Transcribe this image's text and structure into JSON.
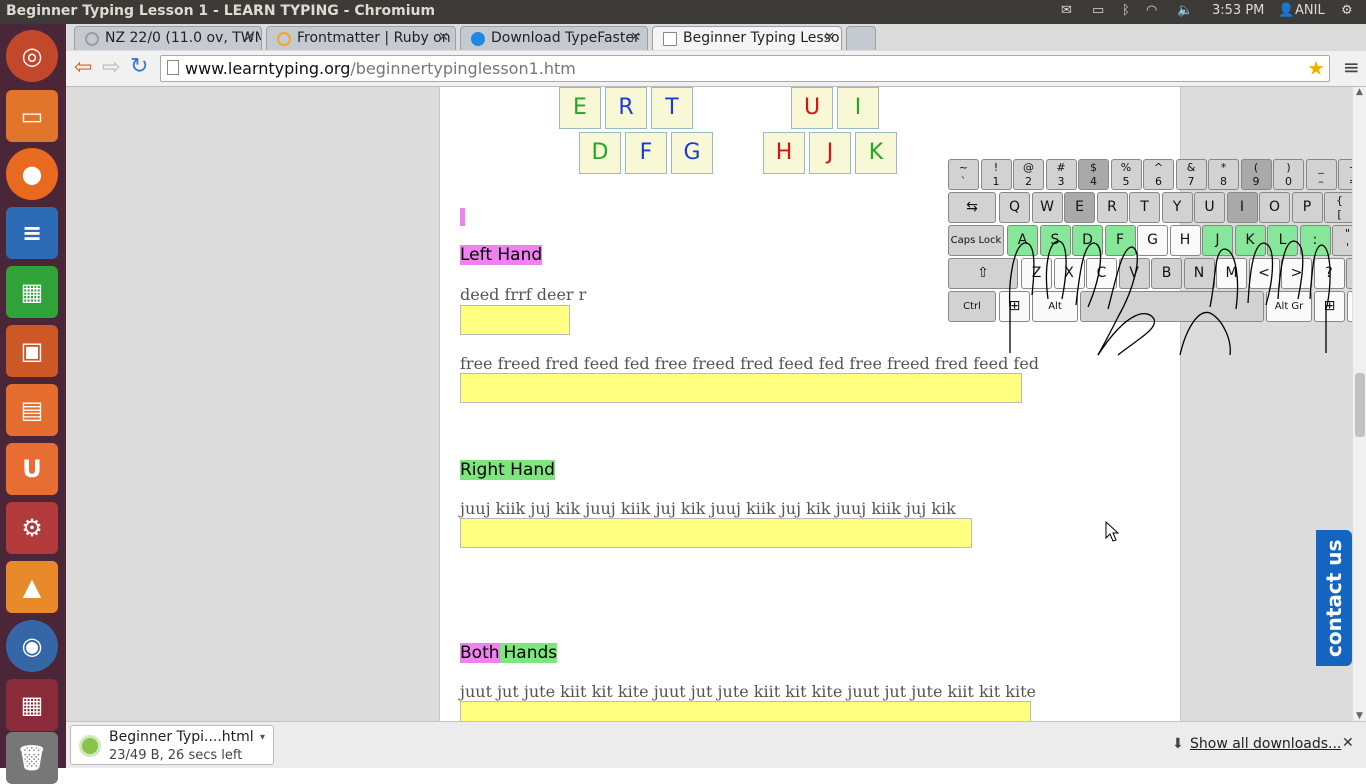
{
  "system": {
    "window_title": "Beginner Typing Lesson 1 - LEARN TYPING - Chromium",
    "time": "3:53 PM",
    "user": "ANIL"
  },
  "tabs": [
    {
      "label": "NZ 22/0 (11.0 ov, TWM",
      "fav_color": "#9e9e9e"
    },
    {
      "label": "Frontmatter | Ruby on",
      "fav_color": "#f5a623"
    },
    {
      "label": "Download TypeFaster",
      "fav_color": "#1e88e5"
    },
    {
      "label": "Beginner Typing Lesso",
      "fav_color": "#ffffff",
      "active": true
    }
  ],
  "address": {
    "domain": "www.learntyping.org",
    "path": "/beginnertypinglesson1.htm"
  },
  "letter_keys": {
    "row1": [
      "E",
      "R",
      "T",
      "U",
      "I"
    ],
    "row2": [
      "D",
      "F",
      "G",
      "H",
      "J",
      "K"
    ]
  },
  "keyboard": {
    "row1": [
      {
        "top": "~",
        "bot": "`"
      },
      {
        "top": "!",
        "bot": "1"
      },
      {
        "top": "@",
        "bot": "2"
      },
      {
        "top": "#",
        "bot": "3"
      },
      {
        "top": "$",
        "bot": "4"
      },
      {
        "top": "%",
        "bot": "5"
      },
      {
        "top": "^",
        "bot": "6"
      },
      {
        "top": "&",
        "bot": "7"
      },
      {
        "top": "*",
        "bot": "8"
      },
      {
        "top": "(",
        "bot": "9"
      },
      {
        "top": ")",
        "bot": "0"
      },
      {
        "top": "_",
        "bot": "–"
      },
      {
        "top": "+",
        "bot": "="
      }
    ],
    "row2": [
      "Q",
      "W",
      "E",
      "R",
      "T",
      "Y",
      "U",
      "I",
      "O",
      "P"
    ],
    "brackets": [
      {
        "top": "{",
        "bot": "["
      },
      {
        "top": "}",
        "bot": "]"
      }
    ],
    "row3": [
      "A",
      "S",
      "D",
      "F",
      "G",
      "H",
      "J",
      "K",
      "L",
      ":"
    ],
    "quote": {
      "top": "\"",
      "bot": "'"
    },
    "pipe": {
      "top": "|",
      "bot": "\\"
    },
    "row4": [
      "Z",
      "X",
      "C",
      "V",
      "B",
      "N",
      "M",
      "<",
      ">",
      "?"
    ],
    "capslock": "Caps Lock",
    "shift": "Shift",
    "ctrl": "Ctrl",
    "alt": "Alt",
    "altgr": "Alt Gr"
  },
  "lesson": {
    "left_hand_label": "Left Hand",
    "left_drill_1": "deed frrf deer r",
    "left_drill_2": "free freed fred feed fed free freed fred feed fed free freed fred feed fed",
    "right_hand_label": "Right Hand",
    "right_drill": "juuj kiik juj kik juuj kiik juj kik juuj kiik juj kik juuj kiik juj kik",
    "both_label_1": "Both",
    "both_label_2": "Hands",
    "both_drill": "juut jut jute kiit kit kite juut jut jute kiit kit kite juut jut jute kiit kit kite"
  },
  "contact": "contact us",
  "download": {
    "filename": "Beginner Typi....html",
    "status": "23/49 B, 26 secs left",
    "show_all": "Show all downloads..."
  },
  "colors": {
    "pink": "#ee82ee",
    "green": "#7de77d",
    "yellow": "#ffff80"
  }
}
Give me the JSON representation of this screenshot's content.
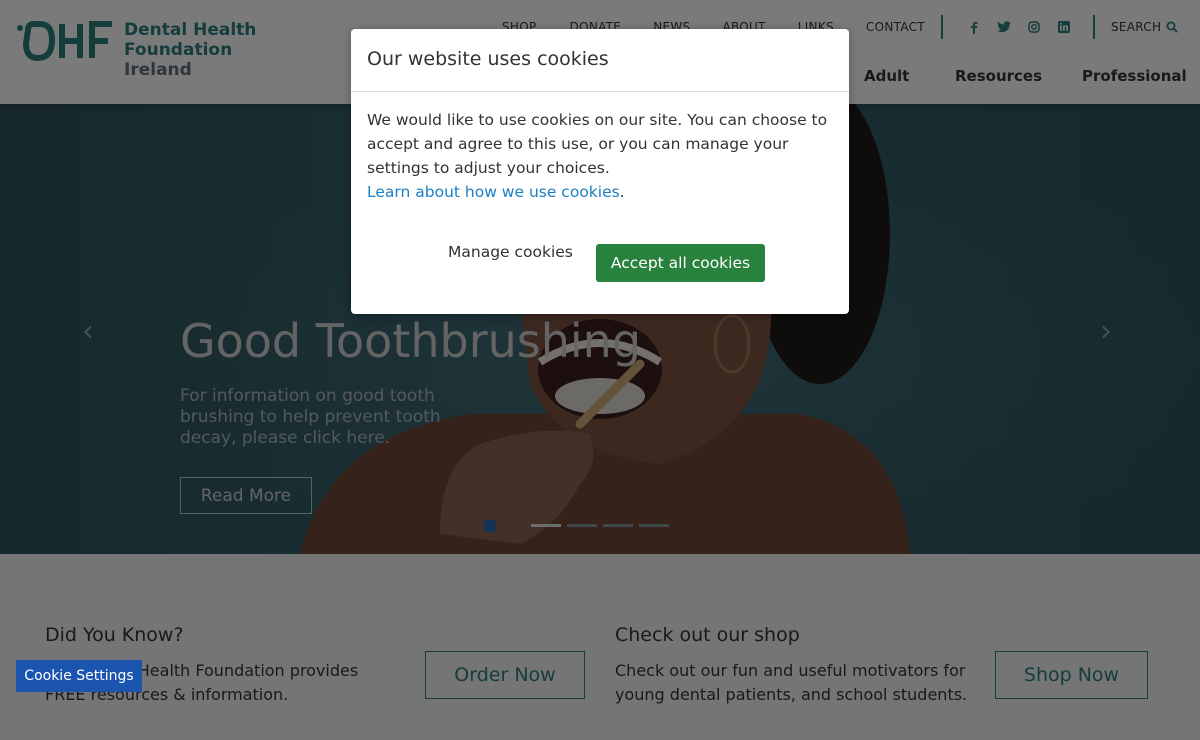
{
  "logo": {
    "mark": "DHF",
    "line1": "Dental Health",
    "line2": "Foundation",
    "line3": "Ireland"
  },
  "topnav": [
    "SHOP",
    "DONATE",
    "NEWS",
    "ABOUT",
    "LINKS",
    "CONTACT"
  ],
  "socials": [
    "facebook-icon",
    "twitter-icon",
    "instagram-icon",
    "linkedin-icon"
  ],
  "search_label": "SEARCH",
  "mainnav": [
    "Adult",
    "Resources",
    "Professional"
  ],
  "hero": {
    "title": "Good Toothbrushing",
    "subtitle": "For information on good tooth brushing to help prevent tooth decay, please click here.",
    "button": "Read More",
    "prev": "‹",
    "next": "›"
  },
  "lower": {
    "left_heading": "Did You Know?",
    "left_text": "The Dental Health Foundation provides FREE resources & information.",
    "left_button": "Order Now",
    "right_heading": "Check out our shop",
    "right_text": "Check out our fun and useful motivators for young dental patients, and school students.",
    "right_button": "Shop Now"
  },
  "modal": {
    "title": "Our website uses cookies",
    "body": "We would like to use cookies on our site. You can choose to accept and agree to this use, or you can manage your settings to adjust your choices.",
    "link": "Learn about how we use cookies",
    "link_suffix": ".",
    "manage": "Manage cookies",
    "accept": "Accept all cookies"
  },
  "cookie_settings": "Cookie Settings",
  "colors": {
    "brand": "#2b7a78",
    "accept": "#28813c",
    "cookie_settings": "#1b55b0",
    "link": "#1a7fc4"
  }
}
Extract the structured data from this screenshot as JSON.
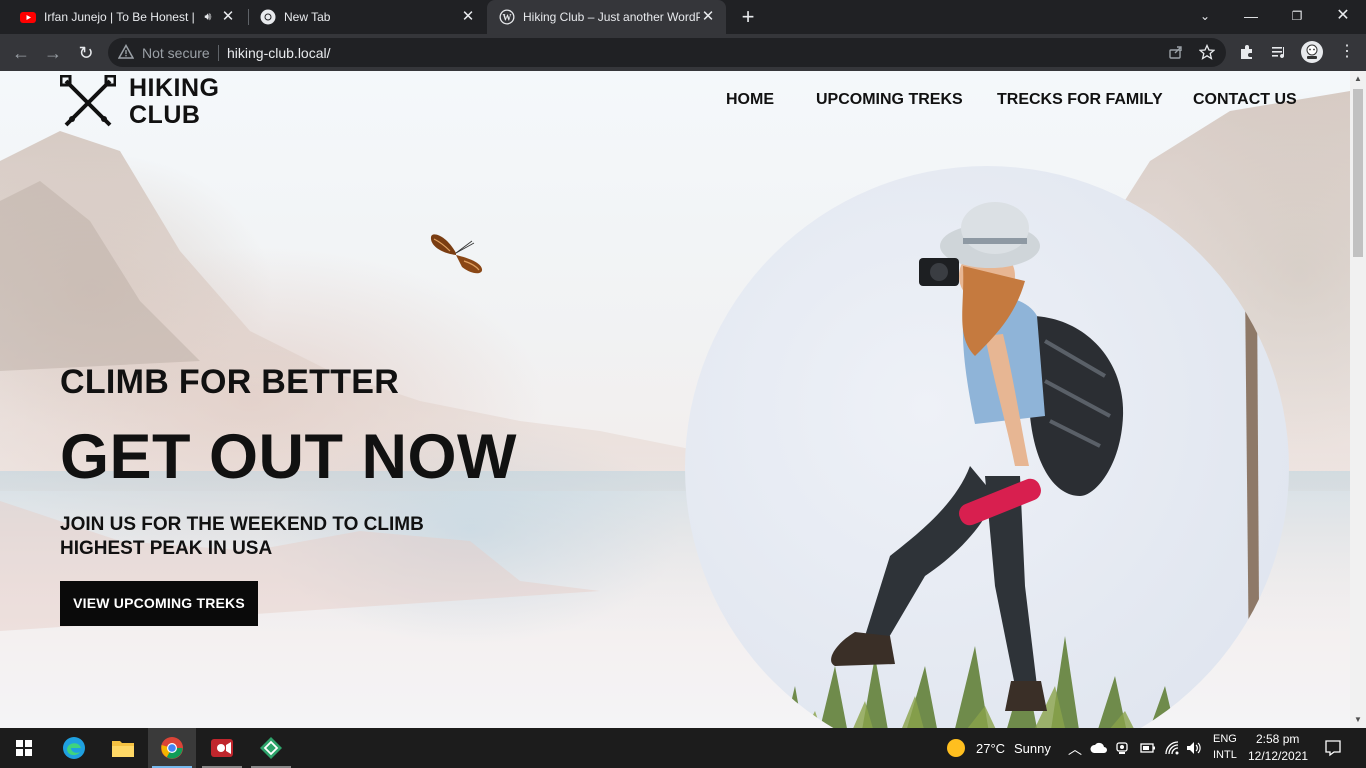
{
  "browser": {
    "tabs": [
      {
        "title": "Irfan Junejo | To Be Honest |",
        "favicon": "youtube-icon",
        "audio": true
      },
      {
        "title": "New Tab",
        "favicon": "chrome-icon"
      },
      {
        "title": "Hiking Club – Just another WordPress site",
        "favicon": "wordpress-icon",
        "active": true
      }
    ],
    "address": {
      "security_label": "Not secure",
      "url": "hiking-club.local/"
    }
  },
  "site": {
    "logo": {
      "line1": "HIKING",
      "line2": "CLUB",
      "icon": "crossed-trekking-poles-icon"
    },
    "nav": [
      "HOME",
      "UPCOMING TREKS",
      "TRECKS FOR FAMILY",
      "CONTACT US"
    ],
    "hero": {
      "kicker": "CLIMB FOR BETTER",
      "headline": "GET OUT NOW",
      "description": "JOIN US FOR THE WEEKEND TO CLIMB HIGHEST PEAK IN USA",
      "cta": "VIEW UPCOMING TREKS"
    },
    "colors": {
      "text": "#111111",
      "button_bg": "#0a0a0a",
      "button_text": "#ffffff"
    }
  },
  "taskbar": {
    "apps": [
      "windows-start-icon",
      "edge-icon",
      "file-explorer-icon",
      "chrome-icon",
      "screen-recorder-icon",
      "gitkraken-icon"
    ],
    "weather": {
      "temp": "27°C",
      "condition": "Sunny"
    },
    "lang": {
      "line1": "ENG",
      "line2": "INTL"
    },
    "time": "2:58 pm",
    "date": "12/12/2021"
  }
}
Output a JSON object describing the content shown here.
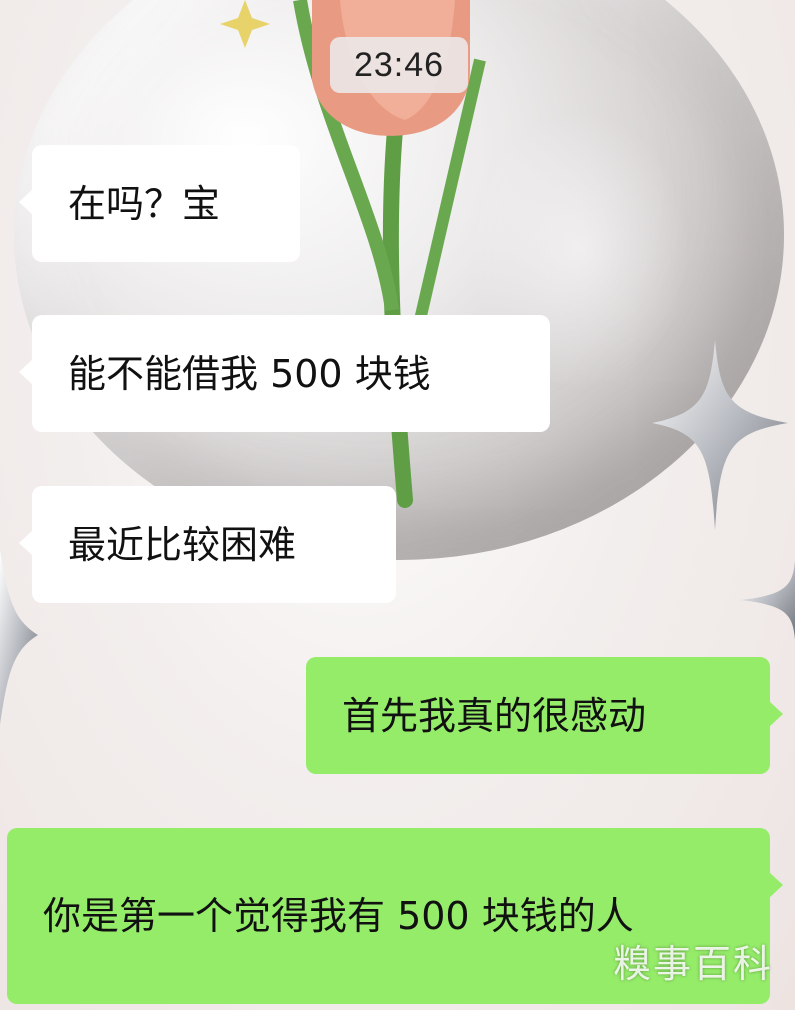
{
  "status": {
    "time": "23:46"
  },
  "messages": [
    {
      "side": "in",
      "text": "在吗？宝"
    },
    {
      "side": "in",
      "text": "能不能借我 500 块钱"
    },
    {
      "side": "in",
      "text": "最近比较困难"
    },
    {
      "side": "out",
      "text": "首先我真的很感动"
    },
    {
      "side": "out",
      "text": "你是第一个觉得我有 500 块钱的人"
    }
  ],
  "watermark": "糗事百科",
  "colors": {
    "incoming_bubble": "#ffffff",
    "outgoing_bubble": "#95ec69"
  }
}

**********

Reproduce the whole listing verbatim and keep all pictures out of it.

EXERCISE OUTPUT
Transcribe this image's text and structure into JSON.
{
  "system": {
    "window_title": "Beginner Typing Lesson 1 - LEARN TYPING - Chromium",
    "time": "3:53 PM",
    "user": "ANIL"
  },
  "tabs": [
    {
      "label": "NZ 22/0 (11.0 ov, TWM",
      "fav_color": "#9e9e9e"
    },
    {
      "label": "Frontmatter | Ruby on",
      "fav_color": "#f5a623"
    },
    {
      "label": "Download TypeFaster",
      "fav_color": "#1e88e5"
    },
    {
      "label": "Beginner Typing Lesso",
      "fav_color": "#ffffff",
      "active": true
    }
  ],
  "address": {
    "domain": "www.learntyping.org",
    "path": "/beginnertypinglesson1.htm"
  },
  "letter_keys": {
    "row1": [
      "E",
      "R",
      "T",
      "U",
      "I"
    ],
    "row2": [
      "D",
      "F",
      "G",
      "H",
      "J",
      "K"
    ]
  },
  "keyboard": {
    "row1": [
      {
        "top": "~",
        "bot": "`"
      },
      {
        "top": "!",
        "bot": "1"
      },
      {
        "top": "@",
        "bot": "2"
      },
      {
        "top": "#",
        "bot": "3"
      },
      {
        "top": "$",
        "bot": "4"
      },
      {
        "top": "%",
        "bot": "5"
      },
      {
        "top": "^",
        "bot": "6"
      },
      {
        "top": "&",
        "bot": "7"
      },
      {
        "top": "*",
        "bot": "8"
      },
      {
        "top": "(",
        "bot": "9"
      },
      {
        "top": ")",
        "bot": "0"
      },
      {
        "top": "_",
        "bot": "–"
      },
      {
        "top": "+",
        "bot": "="
      }
    ],
    "row2": [
      "Q",
      "W",
      "E",
      "R",
      "T",
      "Y",
      "U",
      "I",
      "O",
      "P"
    ],
    "brackets": [
      {
        "top": "{",
        "bot": "["
      },
      {
        "top": "}",
        "bot": "]"
      }
    ],
    "row3": [
      "A",
      "S",
      "D",
      "F",
      "G",
      "H",
      "J",
      "K",
      "L",
      ":"
    ],
    "quote": {
      "top": "\"",
      "bot": "'"
    },
    "pipe": {
      "top": "|",
      "bot": "\\"
    },
    "row4": [
      "Z",
      "X",
      "C",
      "V",
      "B",
      "N",
      "M",
      "<",
      ">",
      "?"
    ],
    "capslock": "Caps Lock",
    "shift": "Shift",
    "ctrl": "Ctrl",
    "alt": "Alt",
    "altgr": "Alt Gr"
  },
  "lesson": {
    "left_hand_label": "Left Hand",
    "left_drill_1": "deed frrf deer r",
    "left_drill_2": "free freed fred feed fed free freed fred feed fed free freed fred feed fed",
    "right_hand_label": "Right Hand",
    "right_drill": "juuj kiik juj kik juuj kiik juj kik juuj kiik juj kik juuj kiik juj kik",
    "both_label_1": "Both",
    "both_label_2": "Hands",
    "both_drill": "juut jut jute kiit kit kite juut jut jute kiit kit kite juut jut jute kiit kit kite"
  },
  "contact": "contact us",
  "download": {
    "filename": "Beginner Typi....html",
    "status": "23/49 B, 26 secs left",
    "show_all": "Show all downloads..."
  },
  "colors": {
    "pink": "#ee82ee",
    "green": "#7de77d",
    "yellow": "#ffff80"
  }
}
Give me the JSON representation of this screenshot's content.
{
  "logo": {
    "mark": "DHF",
    "line1": "Dental Health",
    "line2": "Foundation",
    "line3": "Ireland"
  },
  "topnav": [
    "SHOP",
    "DONATE",
    "NEWS",
    "ABOUT",
    "LINKS",
    "CONTACT"
  ],
  "socials": [
    "facebook-icon",
    "twitter-icon",
    "instagram-icon",
    "linkedin-icon"
  ],
  "search_label": "SEARCH",
  "mainnav": [
    "Adult",
    "Resources",
    "Professional"
  ],
  "hero": {
    "title": "Good Toothbrushing",
    "subtitle": "For information on good tooth brushing to help prevent tooth decay, please click here.",
    "button": "Read More",
    "prev": "‹",
    "next": "›"
  },
  "lower": {
    "left_heading": "Did You Know?",
    "left_text": "The Dental Health Foundation provides FREE resources & information.",
    "left_button": "Order Now",
    "right_heading": "Check out our shop",
    "right_text": "Check out our fun and useful motivators for young dental patients, and school students.",
    "right_button": "Shop Now"
  },
  "modal": {
    "title": "Our website uses cookies",
    "body": "We would like to use cookies on our site. You can choose to accept and agree to this use, or you can manage your settings to adjust your choices.",
    "link": "Learn about how we use cookies",
    "link_suffix": ".",
    "manage": "Manage cookies",
    "accept": "Accept all cookies"
  },
  "cookie_settings": "Cookie Settings",
  "colors": {
    "brand": "#2b7a78",
    "accept": "#28813c",
    "cookie_settings": "#1b55b0",
    "link": "#1a7fc4"
  }
}
Extract the structured data from this screenshot as JSON.
{
  "browser": {
    "tabs": [
      {
        "title": "Irfan Junejo | To Be Honest |",
        "favicon": "youtube-icon",
        "audio": true
      },
      {
        "title": "New Tab",
        "favicon": "chrome-icon"
      },
      {
        "title": "Hiking Club – Just another WordPress site",
        "favicon": "wordpress-icon",
        "active": true
      }
    ],
    "address": {
      "security_label": "Not secure",
      "url": "hiking-club.local/"
    }
  },
  "site": {
    "logo": {
      "line1": "HIKING",
      "line2": "CLUB",
      "icon": "crossed-trekking-poles-icon"
    },
    "nav": [
      "HOME",
      "UPCOMING TREKS",
      "TRECKS FOR FAMILY",
      "CONTACT US"
    ],
    "hero": {
      "kicker": "CLIMB FOR BETTER",
      "headline": "GET OUT NOW",
      "description": "JOIN US FOR THE WEEKEND TO CLIMB HIGHEST PEAK IN USA",
      "cta": "VIEW UPCOMING TREKS"
    },
    "colors": {
      "text": "#111111",
      "button_bg": "#0a0a0a",
      "button_text": "#ffffff"
    }
  },
  "taskbar": {
    "apps": [
      "windows-start-icon",
      "edge-icon",
      "file-explorer-icon",
      "chrome-icon",
      "screen-recorder-icon",
      "gitkraken-icon"
    ],
    "weather": {
      "temp": "27°C",
      "condition": "Sunny"
    },
    "lang": {
      "line1": "ENG",
      "line2": "INTL"
    },
    "time": "2:58 pm",
    "date": "12/12/2021"
  }
}
Output a JSON object describing the content shown here.
{
  "status": {
    "time": "23:46"
  },
  "messages": [
    {
      "side": "in",
      "text": "在吗？宝"
    },
    {
      "side": "in",
      "text": "能不能借我 500 块钱"
    },
    {
      "side": "in",
      "text": "最近比较困难"
    },
    {
      "side": "out",
      "text": "首先我真的很感动"
    },
    {
      "side": "out",
      "text": "你是第一个觉得我有 500 块钱的人"
    }
  ],
  "watermark": "糗事百科",
  "colors": {
    "incoming_bubble": "#ffffff",
    "outgoing_bubble": "#95ec69"
  }
}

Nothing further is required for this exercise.